Creating ZFS Storage Pools

This section describes different ways of configuring storage pools. For information about root pools, see Managing the ZFS Root Pool.

When you create a storage pool, you configure virtual devices for the pool. A virtual device is an internal representation of the disk devices or files that are used to create the storage pool and describes the layout of physical storage and the storage pool's fault characteristics. A pool can have any number of virtual devices at the top of the configuration, known as a pool's top-level vdev.

If the top-level virtual device contains two or more physical devices, the configuration provides data redundancy as mirror or RAID-Z virtual devices. Because of the advantages of redundancy, you should create redundant storage pools. ZFS dynamically stripes data among all of the top-level virtual devices in a pool.

Even with a redundant configuration, make sure that you also schedule regular backups of your pool data to non-enterprise grade hardware. Storage pools with ZFS redundancy are not immune to hardware failures, power failures, or disconnected cables. Performing regular backups adds another layer of data protection to your enterprise.

After you create the storage pool, you can display information about it by using the following command:

$ zpool status pool

For more options that you can use with the zpool status command, see Querying ZFS Storage Pool Status.

Observe the following restrictions when creating storage pools:

  • Do not repartition or relabel disks that are part of an existing storage pool. Otherwise, you might have to reinstall the OS.

  • Do not create a storage pool that contains components from another storage pool, such as files or volumes. Such a configuration can cause deadlocks.
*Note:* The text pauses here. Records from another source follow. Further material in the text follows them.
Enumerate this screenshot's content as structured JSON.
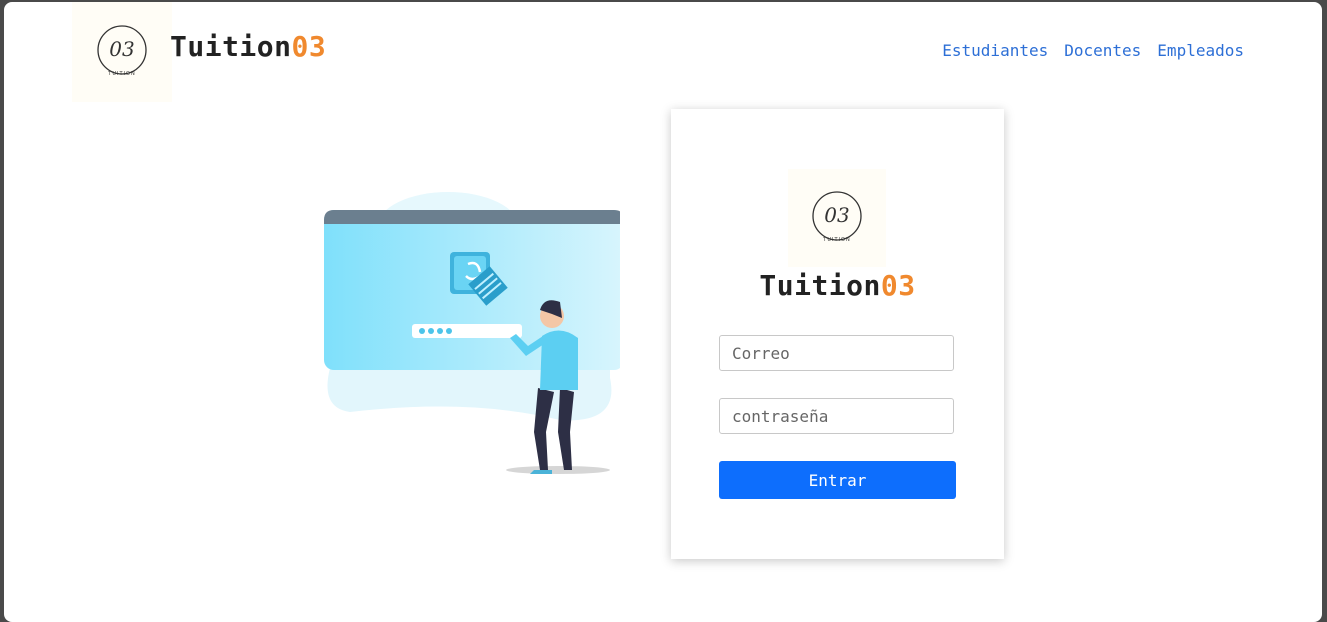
{
  "brand": {
    "name_main": "Tuition",
    "name_accent": "03",
    "logo_text": "03",
    "logo_sub": "TUITION"
  },
  "nav": {
    "items": [
      {
        "label": "Estudiantes"
      },
      {
        "label": "Docentes"
      },
      {
        "label": "Empleados"
      }
    ]
  },
  "login": {
    "title_main": "Tuition",
    "title_accent": "03",
    "email_placeholder": "Correo",
    "password_placeholder": "contraseña",
    "submit_label": "Entrar"
  },
  "colors": {
    "accent": "#f0892e",
    "link": "#2d6fd6",
    "button": "#0d6efd"
  }
}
  • Do not create a pool to be shared across systems, which is an unsupported configuration. ZFS is not a cluster file system.